◆ Work item ◆
Without including any images, repeat the data exactly.

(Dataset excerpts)
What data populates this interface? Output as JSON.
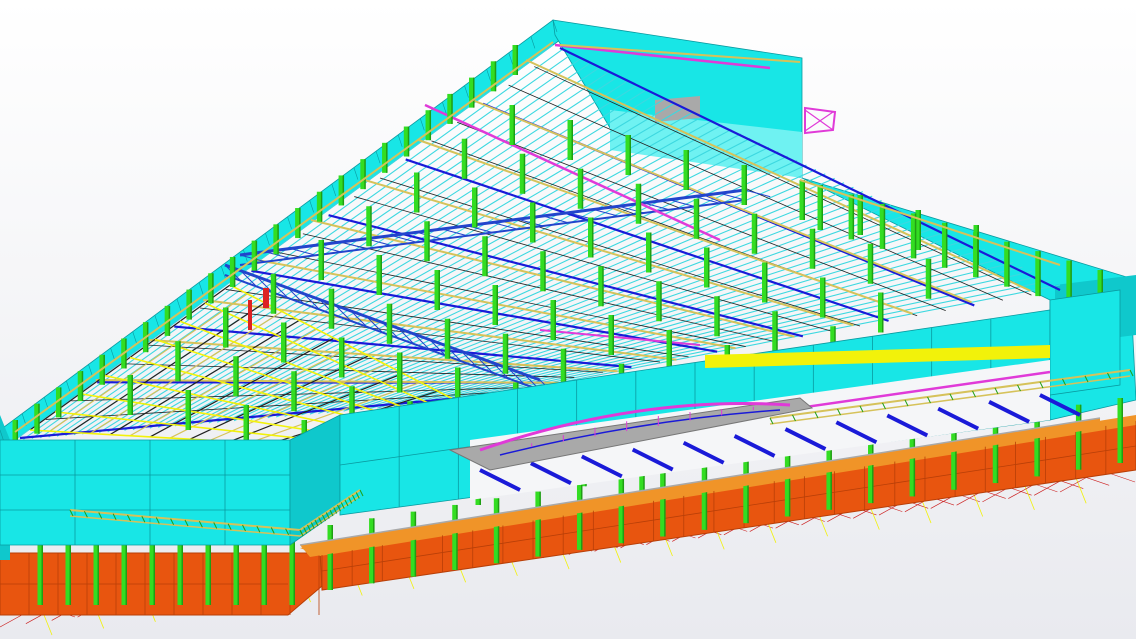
{
  "viewport": {
    "background_top": "#ffffff",
    "background_bottom": "#e9eaef"
  },
  "colors": {
    "facade": "#18e6e6",
    "facade_dark": "#0fc8cc",
    "facade_light": "#6ff2f2",
    "foundation": "#e8550f",
    "foundation_dark": "#b83f08",
    "foundation_top": "#f09428",
    "column": "#33dd22",
    "column_dark": "#1f9e14",
    "primary_beam": "#1a1ad8",
    "purlin": "#3dd8e0",
    "truss": "#2244cc",
    "secondary_beam": "#d6c25a",
    "bracing": "#e03ad8",
    "joist": "#222222",
    "steel_grey": "#a9a9a9",
    "yellow_member": "#f2f20a",
    "red_member": "#dd2222",
    "ground_line": "#cc2222",
    "wall_lines": "#0a9aa0"
  },
  "model": {
    "view": "isometric",
    "elements": [
      "concrete-foundation-wall",
      "cyan-facade-panels",
      "steel-columns",
      "roof-purlins",
      "primary-girders",
      "roof-trusses",
      "secondary-beams",
      "diagonal-bracing",
      "canopy-slab",
      "ground-load-lines"
    ]
  }
}
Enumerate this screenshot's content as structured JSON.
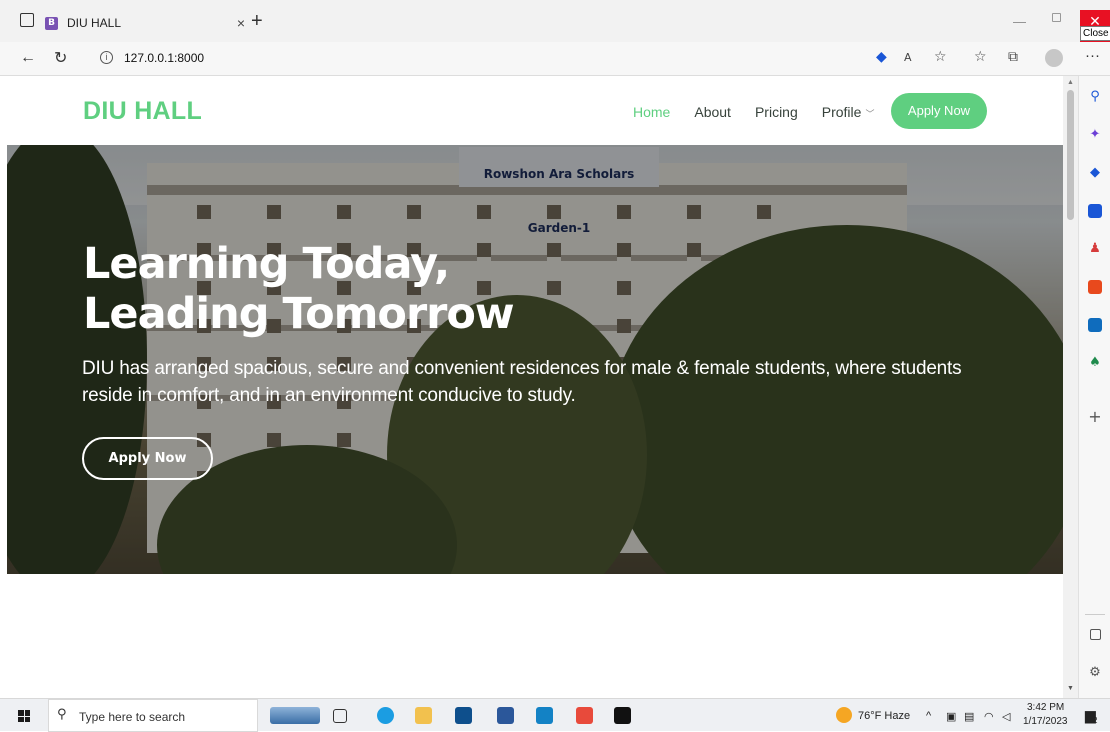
{
  "browser": {
    "tab_title": "DIU HALL",
    "tab_favicon_letter": "B",
    "tab_close": "×",
    "new_tab": "+",
    "url": "127.0.0.1:8000",
    "close_tooltip": "Close",
    "more": "···"
  },
  "site": {
    "logo": "DIU HALL",
    "nav": {
      "home": "Home",
      "about": "About",
      "pricing": "Pricing",
      "profile": "Profile",
      "apply": "Apply Now"
    },
    "hero": {
      "title_line1": "Learning Today,",
      "title_line2": "Leading Tomorrow",
      "description": "DIU has arranged spacious, secure and convenient residences for male & female students, where students reside in comfort, and in an environment conducive to study.",
      "button": "Apply Now",
      "sign_text": "Rowshon Ara Scholars Garden-1"
    }
  },
  "taskbar": {
    "search_placeholder": "Type here to search",
    "weather": "76°F  Haze",
    "time": "3:42 PM",
    "date": "1/17/2023",
    "notification_count": "2"
  },
  "colors": {
    "brand_green": "#5fcf80",
    "close_red": "#e81123"
  }
}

◆ Completed task ◆
What data populates this interface? Output as JSON.
{
  "viewport": {
    "background_top": "#ffffff",
    "background_bottom": "#e9eaef"
  },
  "colors": {
    "facade": "#18e6e6",
    "facade_dark": "#0fc8cc",
    "facade_light": "#6ff2f2",
    "foundation": "#e8550f",
    "foundation_dark": "#b83f08",
    "foundation_top": "#f09428",
    "column": "#33dd22",
    "column_dark": "#1f9e14",
    "primary_beam": "#1a1ad8",
    "purlin": "#3dd8e0",
    "truss": "#2244cc",
    "secondary_beam": "#d6c25a",
    "bracing": "#e03ad8",
    "joist": "#222222",
    "steel_grey": "#a9a9a9",
    "yellow_member": "#f2f20a",
    "red_member": "#dd2222",
    "ground_line": "#cc2222",
    "wall_lines": "#0a9aa0"
  },
  "model": {
    "view": "isometric",
    "elements": [
      "concrete-foundation-wall",
      "cyan-facade-panels",
      "steel-columns",
      "roof-purlins",
      "primary-girders",
      "roof-trusses",
      "secondary-beams",
      "diagonal-bracing",
      "canopy-slab",
      "ground-load-lines"
    ]
  }
}
Enumerate this screenshot's content as structured JSON.
{
  "browser": {
    "tab_title": "DIU HALL",
    "tab_favicon_letter": "B",
    "tab_close": "×",
    "new_tab": "+",
    "url": "127.0.0.1:8000",
    "close_tooltip": "Close",
    "more": "···"
  },
  "site": {
    "logo": "DIU HALL",
    "nav": {
      "home": "Home",
      "about": "About",
      "pricing": "Pricing",
      "profile": "Profile",
      "apply": "Apply Now"
    },
    "hero": {
      "title_line1": "Learning Today,",
      "title_line2": "Leading Tomorrow",
      "description": "DIU has arranged spacious, secure and convenient residences for male & female students, where students reside in comfort, and in an environment conducive to study.",
      "button": "Apply Now",
      "sign_text": "Rowshon Ara Scholars Garden-1"
    }
  },
  "taskbar": {
    "search_placeholder": "Type here to search",
    "weather": "76°F  Haze",
    "time": "3:42 PM",
    "date": "1/17/2023",
    "notification_count": "2"
  },
  "colors": {
    "brand_green": "#5fcf80",
    "close_red": "#e81123"
  }
}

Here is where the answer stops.